While the potential harm caused by alcohol abuse is well-documented, there is no denying that alcoholism continues to destroy lives in our own community and across the country. Because this is such a prevalent issue, we feel that it is best to review some key facts regarding alcohol misuse.
Alcoholism is a chronic disease that occurs as a result of genetic and environmental factors. It harms decision making and results in impulsive behavior, making it extremely difficult for an individual to stop using alcohol. A person is typically determined to have developed an addiction when their alcohol consumption causes them to fail to meet their basic responsibilities at home, school, or work.
Alcoholism often occurs as someone develops a rising tolerance to alcohol, drinks to relieve stress, or drinks in secret. As alcohol abuse worsens, drinking becomes the individual’s biggest priority in life, and they will neglect other responsibilities to drink. Appetite changes, insomnia, depression, gastrointestinal problems, and memory loss are also common side effects.
The Effects of Binge Drinking
Binge drinking — or consuming excessive amounts of alcohol in a short period — is commonly associated with college students but can be a serious problem at any age. As your blood alcohol content rises, your heart rate and breathing rate drop. You could even lose consciousness. People have entered comas or died after choking on their vomit as a result of binge drinking.
Even if you don’t experience a medical emergency, the long-term effects of binge drinking are also quite dire. Excessive alcohol consumption has been linked to liver disease, stroke, chronic pancreatitis, and brain disorders. It can even contribute to cancer.

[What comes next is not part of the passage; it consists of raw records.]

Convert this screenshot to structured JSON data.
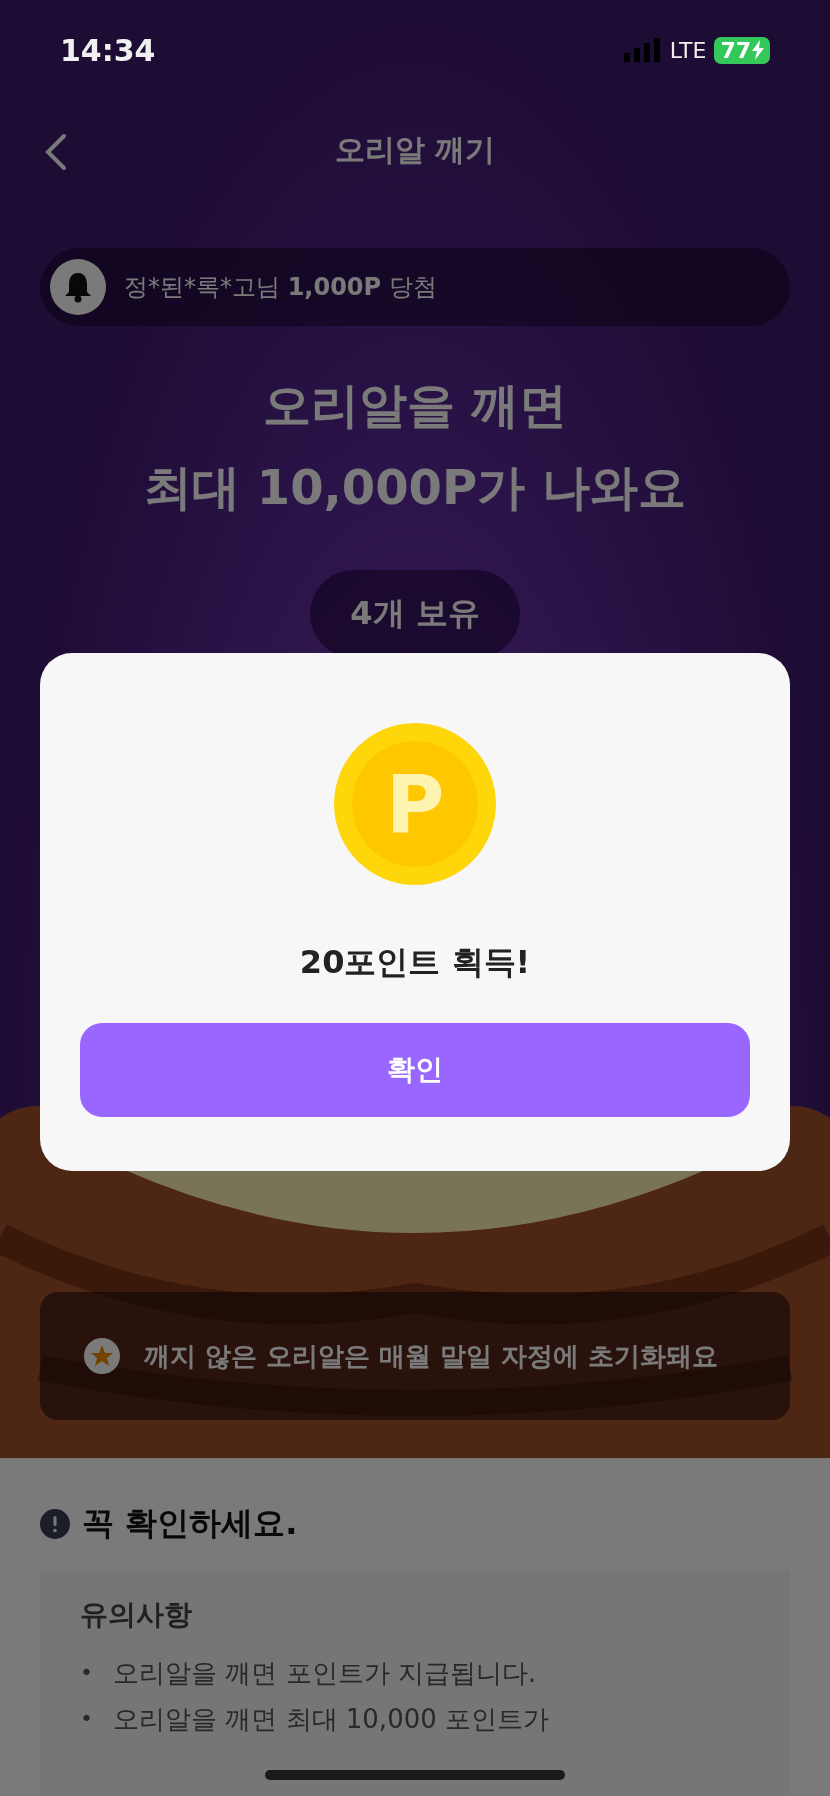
{
  "status_bar": {
    "time": "14:34",
    "network": "LTE",
    "battery": "77"
  },
  "header": {
    "title": "오리알 깨기"
  },
  "winner_notice": {
    "text": "정*된*록*고님 **1,000P** 당첨"
  },
  "headline": [
    "오리알을 깨면",
    "최대 10,000P가 나와요"
  ],
  "egg_count": "4개 보유",
  "reset_notice": "깨지 않은 오리알은 매월 말일 자정에 초기화돼요",
  "caution": {
    "title": "꼭 확인하세요.",
    "card_title": "유의사항",
    "bullet": "•",
    "items": [
      "오리알을 깨면 포인트가 지급됩니다.",
      "오리알을 깨면 최대 10,000 포인트가"
    ]
  },
  "dialog": {
    "coin_letter": "P",
    "message": "20포인트 획득!",
    "confirm": "확인"
  }
}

While alcohol abuse can have serious consequences, it can be overcome. Here at OneEighty, we are committed to helping community members overcome addiction so they can get back on their feet and take control of their lives. If you or someone you know needs help with alcohol abuse please call 330.264.8498.